» **What the task requires**
Below are records; work out how many of their lines contain "true" and give only that number.

Items from an interface collection:
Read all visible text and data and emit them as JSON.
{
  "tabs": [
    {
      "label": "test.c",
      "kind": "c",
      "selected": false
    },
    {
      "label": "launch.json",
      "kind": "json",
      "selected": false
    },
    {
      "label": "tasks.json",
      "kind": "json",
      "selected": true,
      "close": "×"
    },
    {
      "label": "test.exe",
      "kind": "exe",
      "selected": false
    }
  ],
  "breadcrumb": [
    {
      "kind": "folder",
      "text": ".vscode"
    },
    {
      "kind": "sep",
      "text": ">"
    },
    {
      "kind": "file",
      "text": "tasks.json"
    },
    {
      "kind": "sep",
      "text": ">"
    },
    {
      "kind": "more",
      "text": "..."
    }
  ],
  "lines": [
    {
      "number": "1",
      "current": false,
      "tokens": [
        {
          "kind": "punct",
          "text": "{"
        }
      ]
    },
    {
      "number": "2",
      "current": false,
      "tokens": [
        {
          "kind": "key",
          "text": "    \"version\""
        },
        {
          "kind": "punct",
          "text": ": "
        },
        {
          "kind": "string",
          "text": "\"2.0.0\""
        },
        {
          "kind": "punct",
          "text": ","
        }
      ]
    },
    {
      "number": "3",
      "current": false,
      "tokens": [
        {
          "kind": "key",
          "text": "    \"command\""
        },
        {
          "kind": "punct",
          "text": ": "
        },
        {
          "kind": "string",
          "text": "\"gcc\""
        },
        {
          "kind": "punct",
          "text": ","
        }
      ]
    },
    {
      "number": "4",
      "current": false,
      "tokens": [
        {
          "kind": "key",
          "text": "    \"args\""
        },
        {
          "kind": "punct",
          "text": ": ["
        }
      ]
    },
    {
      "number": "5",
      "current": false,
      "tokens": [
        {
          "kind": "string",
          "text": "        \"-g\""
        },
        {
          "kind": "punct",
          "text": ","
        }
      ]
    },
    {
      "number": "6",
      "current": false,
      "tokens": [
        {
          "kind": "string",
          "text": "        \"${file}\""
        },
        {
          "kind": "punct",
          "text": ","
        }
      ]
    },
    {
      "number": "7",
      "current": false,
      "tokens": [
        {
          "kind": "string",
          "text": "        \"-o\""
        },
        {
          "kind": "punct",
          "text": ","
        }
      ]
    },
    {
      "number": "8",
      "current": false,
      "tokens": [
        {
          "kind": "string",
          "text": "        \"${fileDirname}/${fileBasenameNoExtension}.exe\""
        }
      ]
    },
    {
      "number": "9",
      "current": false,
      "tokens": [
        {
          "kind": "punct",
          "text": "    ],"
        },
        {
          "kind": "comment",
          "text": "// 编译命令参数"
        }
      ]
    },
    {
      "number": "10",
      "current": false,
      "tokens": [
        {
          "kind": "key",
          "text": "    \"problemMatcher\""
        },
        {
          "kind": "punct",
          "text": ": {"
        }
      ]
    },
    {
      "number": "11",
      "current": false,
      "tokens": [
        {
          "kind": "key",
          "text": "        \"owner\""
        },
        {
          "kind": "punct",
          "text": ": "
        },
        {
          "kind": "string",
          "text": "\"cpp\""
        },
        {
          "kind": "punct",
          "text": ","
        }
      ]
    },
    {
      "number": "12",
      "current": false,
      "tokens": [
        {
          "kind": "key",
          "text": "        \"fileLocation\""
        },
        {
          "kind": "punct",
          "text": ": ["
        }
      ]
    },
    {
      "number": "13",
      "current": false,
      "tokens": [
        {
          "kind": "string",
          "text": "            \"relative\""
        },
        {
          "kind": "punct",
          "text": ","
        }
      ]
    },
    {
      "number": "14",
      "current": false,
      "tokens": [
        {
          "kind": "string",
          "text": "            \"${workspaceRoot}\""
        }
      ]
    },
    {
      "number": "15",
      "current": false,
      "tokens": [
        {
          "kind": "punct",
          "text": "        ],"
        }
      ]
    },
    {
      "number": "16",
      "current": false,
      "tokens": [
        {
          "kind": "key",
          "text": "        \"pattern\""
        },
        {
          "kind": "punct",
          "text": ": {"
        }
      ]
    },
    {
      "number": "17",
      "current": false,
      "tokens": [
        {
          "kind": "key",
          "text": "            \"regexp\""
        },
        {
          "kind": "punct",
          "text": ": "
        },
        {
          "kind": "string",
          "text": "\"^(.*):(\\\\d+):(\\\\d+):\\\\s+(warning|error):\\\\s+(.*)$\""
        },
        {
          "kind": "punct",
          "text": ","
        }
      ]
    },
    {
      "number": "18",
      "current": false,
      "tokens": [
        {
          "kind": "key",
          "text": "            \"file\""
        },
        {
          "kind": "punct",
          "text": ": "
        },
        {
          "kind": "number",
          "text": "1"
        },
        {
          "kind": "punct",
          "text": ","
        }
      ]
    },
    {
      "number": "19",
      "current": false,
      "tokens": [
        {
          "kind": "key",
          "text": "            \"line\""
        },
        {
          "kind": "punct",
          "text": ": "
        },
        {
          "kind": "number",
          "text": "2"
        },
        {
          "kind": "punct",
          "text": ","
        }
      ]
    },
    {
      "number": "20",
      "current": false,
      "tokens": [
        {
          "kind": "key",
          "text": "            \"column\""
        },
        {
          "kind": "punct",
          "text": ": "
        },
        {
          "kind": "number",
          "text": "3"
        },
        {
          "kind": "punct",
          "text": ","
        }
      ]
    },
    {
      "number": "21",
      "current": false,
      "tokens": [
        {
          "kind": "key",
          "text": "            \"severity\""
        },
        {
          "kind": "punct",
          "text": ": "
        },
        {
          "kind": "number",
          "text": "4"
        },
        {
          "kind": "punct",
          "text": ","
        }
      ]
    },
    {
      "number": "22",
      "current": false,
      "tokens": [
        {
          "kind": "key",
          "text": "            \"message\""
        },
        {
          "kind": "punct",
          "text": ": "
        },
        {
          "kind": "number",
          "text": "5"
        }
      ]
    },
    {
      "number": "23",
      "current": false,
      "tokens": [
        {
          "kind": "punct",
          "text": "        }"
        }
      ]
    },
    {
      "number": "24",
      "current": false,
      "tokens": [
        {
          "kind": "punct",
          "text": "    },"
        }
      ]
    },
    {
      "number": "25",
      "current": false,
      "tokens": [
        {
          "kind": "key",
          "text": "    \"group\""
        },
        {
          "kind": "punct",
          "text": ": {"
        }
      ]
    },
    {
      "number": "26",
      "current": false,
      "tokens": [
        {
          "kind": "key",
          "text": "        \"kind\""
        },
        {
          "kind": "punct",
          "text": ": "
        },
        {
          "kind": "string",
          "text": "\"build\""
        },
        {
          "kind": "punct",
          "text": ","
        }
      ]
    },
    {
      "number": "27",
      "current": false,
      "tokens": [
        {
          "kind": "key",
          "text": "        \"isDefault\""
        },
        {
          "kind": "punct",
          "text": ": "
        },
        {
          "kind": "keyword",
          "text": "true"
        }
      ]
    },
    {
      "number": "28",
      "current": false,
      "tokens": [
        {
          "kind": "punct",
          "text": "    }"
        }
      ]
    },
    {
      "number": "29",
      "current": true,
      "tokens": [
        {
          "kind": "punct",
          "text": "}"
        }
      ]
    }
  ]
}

» **Final answer**
3